* Work instructions: Repeat the data in full. Drop every picture.

* Dataset records:
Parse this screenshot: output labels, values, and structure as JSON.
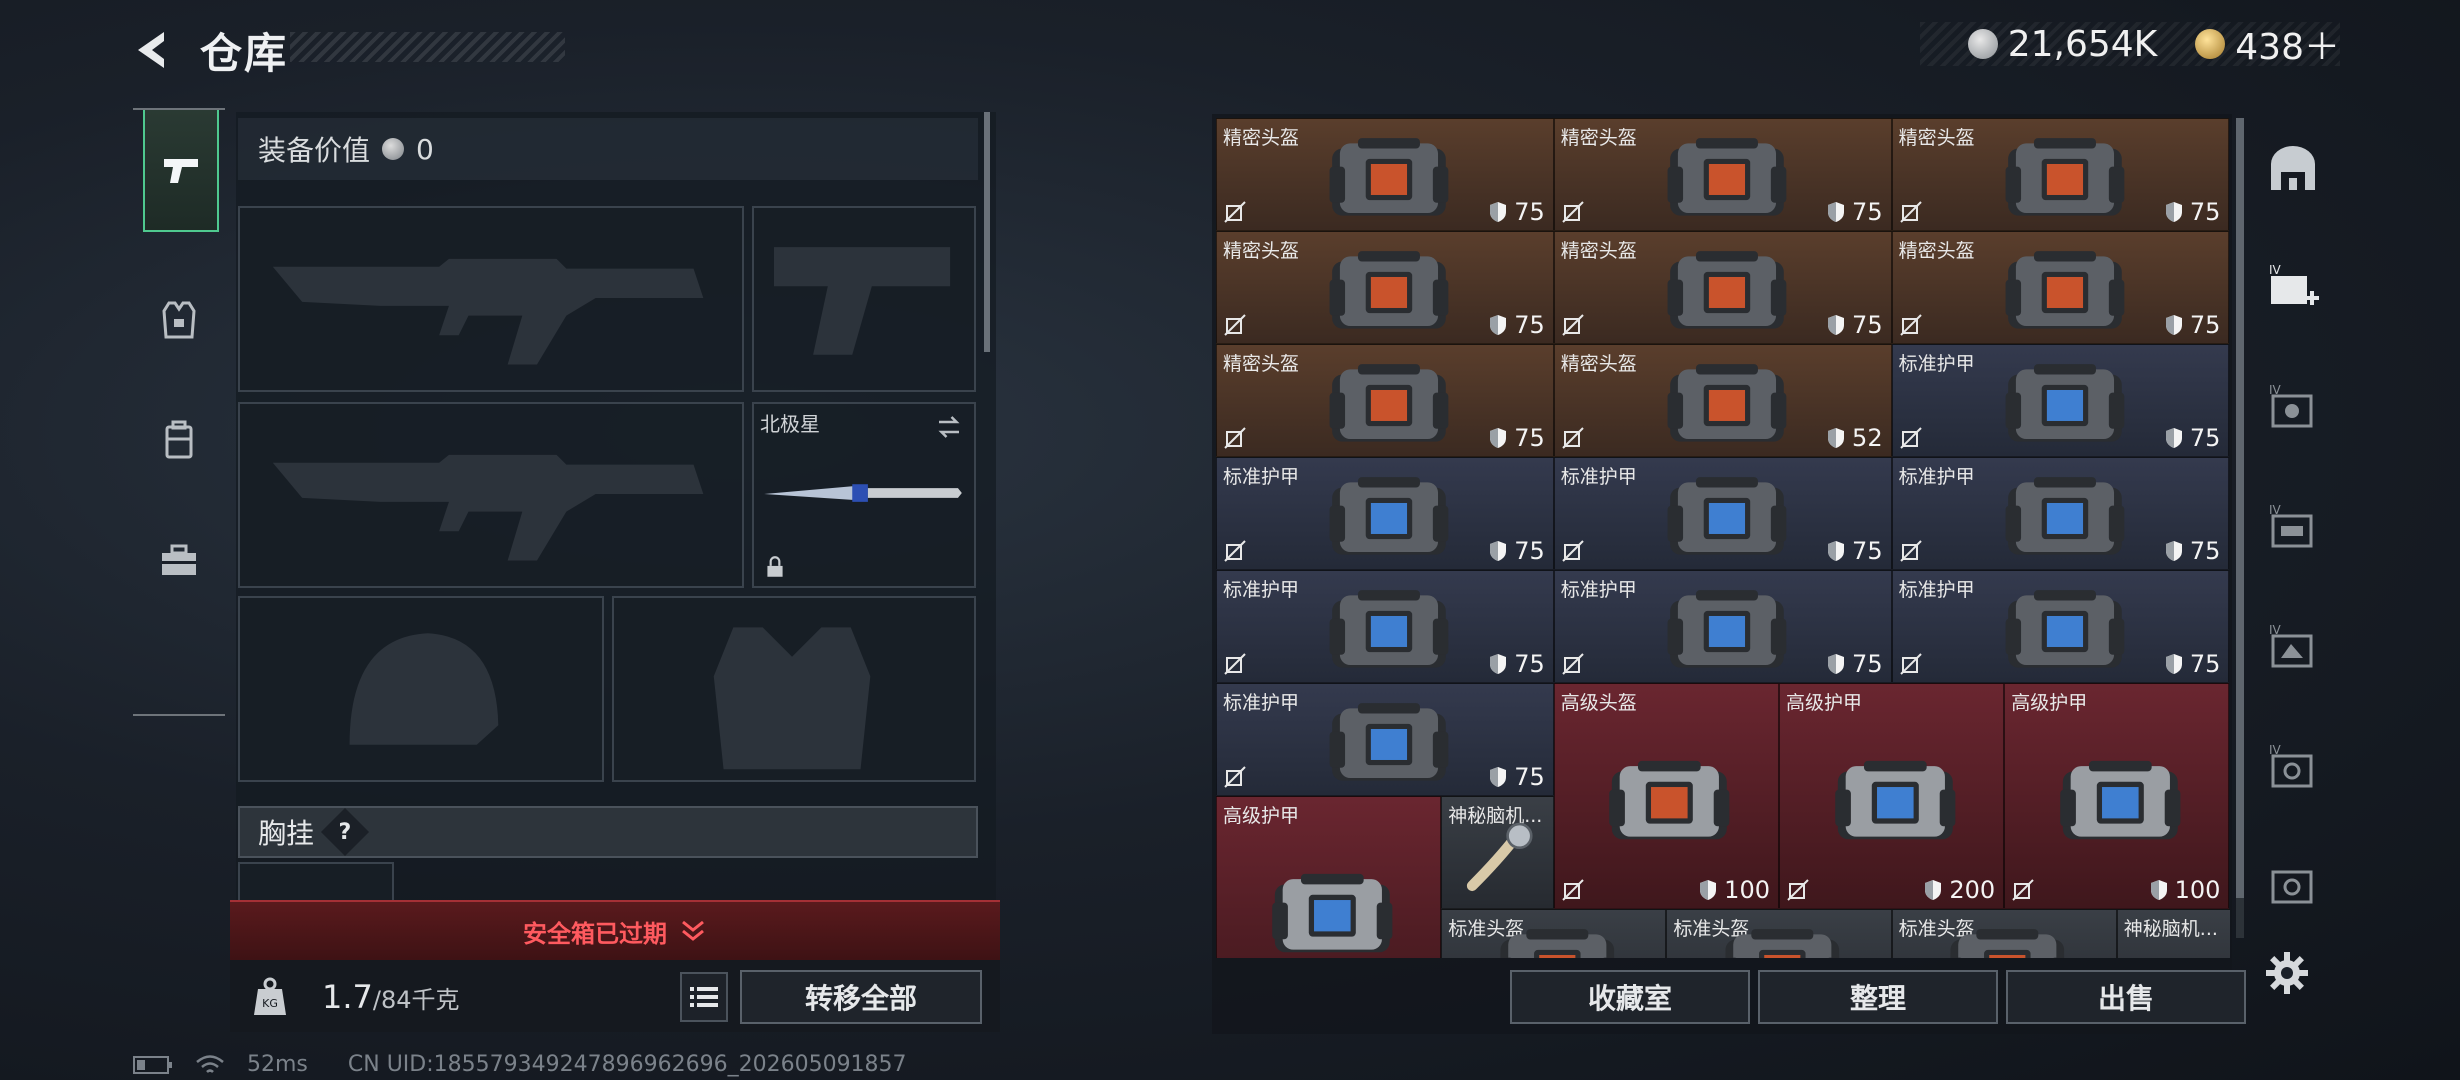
{
  "header": {
    "title": "仓库"
  },
  "currency": {
    "silver": "21,654K",
    "gold": "438＋"
  },
  "loadout": {
    "equip_value_label": "装备价值",
    "equip_value": "0",
    "knife_name": "北极星",
    "chest_rig_label": "胸挂",
    "chest_rig_help": "?",
    "safe_box_status": "安全箱已过期",
    "weight_current": "1.7",
    "weight_max": "/84千克",
    "transfer_all": "转移全部"
  },
  "storage": {
    "buttons": {
      "collection": "收藏室",
      "organize": "整理",
      "sell": "出售"
    },
    "items": [
      {
        "name": "精密头盔",
        "durability": "75",
        "kind": "helmet"
      },
      {
        "name": "精密头盔",
        "durability": "75",
        "kind": "helmet"
      },
      {
        "name": "精密头盔",
        "durability": "75",
        "kind": "helmet"
      },
      {
        "name": "精密头盔",
        "durability": "75",
        "kind": "helmet"
      },
      {
        "name": "精密头盔",
        "durability": "75",
        "kind": "helmet"
      },
      {
        "name": "精密头盔",
        "durability": "75",
        "kind": "helmet"
      },
      {
        "name": "精密头盔",
        "durability": "75",
        "kind": "helmet"
      },
      {
        "name": "精密头盔",
        "durability": "52",
        "kind": "helmet"
      },
      {
        "name": "标准护甲",
        "durability": "75",
        "kind": "armor"
      },
      {
        "name": "标准护甲",
        "durability": "75",
        "kind": "armor"
      },
      {
        "name": "标准护甲",
        "durability": "75",
        "kind": "armor"
      },
      {
        "name": "标准护甲",
        "durability": "75",
        "kind": "armor"
      },
      {
        "name": "标准护甲",
        "durability": "75",
        "kind": "armor"
      },
      {
        "name": "标准护甲",
        "durability": "75",
        "kind": "armor"
      },
      {
        "name": "标准护甲",
        "durability": "75",
        "kind": "armor"
      },
      {
        "name": "标准护甲",
        "durability": "75",
        "kind": "armor"
      },
      {
        "name": "高级头盔",
        "durability": "100",
        "kind": "red-helmet"
      },
      {
        "name": "高级护甲",
        "durability": "200",
        "kind": "red-armor"
      },
      {
        "name": "高级护甲",
        "durability": "100",
        "kind": "red-armor"
      },
      {
        "name": "高级护甲",
        "durability": "",
        "kind": "red-armor"
      },
      {
        "name": "神秘脑机...",
        "durability": "",
        "kind": "device"
      },
      {
        "name": "标准头盔",
        "durability": "",
        "kind": "std-helmet"
      },
      {
        "name": "标准头盔",
        "durability": "",
        "kind": "std-helmet"
      },
      {
        "name": "标准头盔",
        "durability": "",
        "kind": "std-helmet"
      },
      {
        "name": "神秘脑机...",
        "durability": "",
        "kind": "device"
      }
    ]
  },
  "status_bar": {
    "ping": "52ms",
    "uid": "CN UID:1855793492478969626​96_202605091857"
  }
}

* Reply to the exercise:
Parse this screenshot: output labels, values, and structure as JSON.
{
  "header": {
    "title": "仓库"
  },
  "currency": {
    "silver": "21,654K",
    "gold": "438＋"
  },
  "loadout": {
    "equip_value_label": "装备价值",
    "equip_value": "0",
    "knife_name": "北极星",
    "chest_rig_label": "胸挂",
    "chest_rig_help": "?",
    "safe_box_status": "安全箱已过期",
    "weight_current": "1.7",
    "weight_max": "/84千克",
    "transfer_all": "转移全部"
  },
  "storage": {
    "buttons": {
      "collection": "收藏室",
      "organize": "整理",
      "sell": "出售"
    },
    "items": [
      {
        "name": "精密头盔",
        "durability": "75",
        "kind": "helmet"
      },
      {
        "name": "精密头盔",
        "durability": "75",
        "kind": "helmet"
      },
      {
        "name": "精密头盔",
        "durability": "75",
        "kind": "helmet"
      },
      {
        "name": "精密头盔",
        "durability": "75",
        "kind": "helmet"
      },
      {
        "name": "精密头盔",
        "durability": "75",
        "kind": "helmet"
      },
      {
        "name": "精密头盔",
        "durability": "75",
        "kind": "helmet"
      },
      {
        "name": "精密头盔",
        "durability": "75",
        "kind": "helmet"
      },
      {
        "name": "精密头盔",
        "durability": "52",
        "kind": "helmet"
      },
      {
        "name": "标准护甲",
        "durability": "75",
        "kind": "armor"
      },
      {
        "name": "标准护甲",
        "durability": "75",
        "kind": "armor"
      },
      {
        "name": "标准护甲",
        "durability": "75",
        "kind": "armor"
      },
      {
        "name": "标准护甲",
        "durability": "75",
        "kind": "armor"
      },
      {
        "name": "标准护甲",
        "durability": "75",
        "kind": "armor"
      },
      {
        "name": "标准护甲",
        "durability": "75",
        "kind": "armor"
      },
      {
        "name": "标准护甲",
        "durability": "75",
        "kind": "armor"
      },
      {
        "name": "标准护甲",
        "durability": "75",
        "kind": "armor"
      },
      {
        "name": "高级头盔",
        "durability": "100",
        "kind": "red-helmet"
      },
      {
        "name": "高级护甲",
        "durability": "200",
        "kind": "red-armor"
      },
      {
        "name": "高级护甲",
        "durability": "100",
        "kind": "red-armor"
      },
      {
        "name": "高级护甲",
        "durability": "",
        "kind": "red-armor"
      },
      {
        "name": "神秘脑机...",
        "durability": "",
        "kind": "device"
      },
      {
        "name": "标准头盔",
        "durability": "",
        "kind": "std-helmet"
      },
      {
        "name": "标准头盔",
        "durability": "",
        "kind": "std-helmet"
      },
      {
        "name": "标准头盔",
        "durability": "",
        "kind": "std-helmet"
      },
      {
        "name": "神秘脑机...",
        "durability": "",
        "kind": "device"
      }
    ]
  },
  "status_bar": {
    "ping": "52ms",
    "uid": "CN UID:1855793492478969626​96_202605091857"
  }
}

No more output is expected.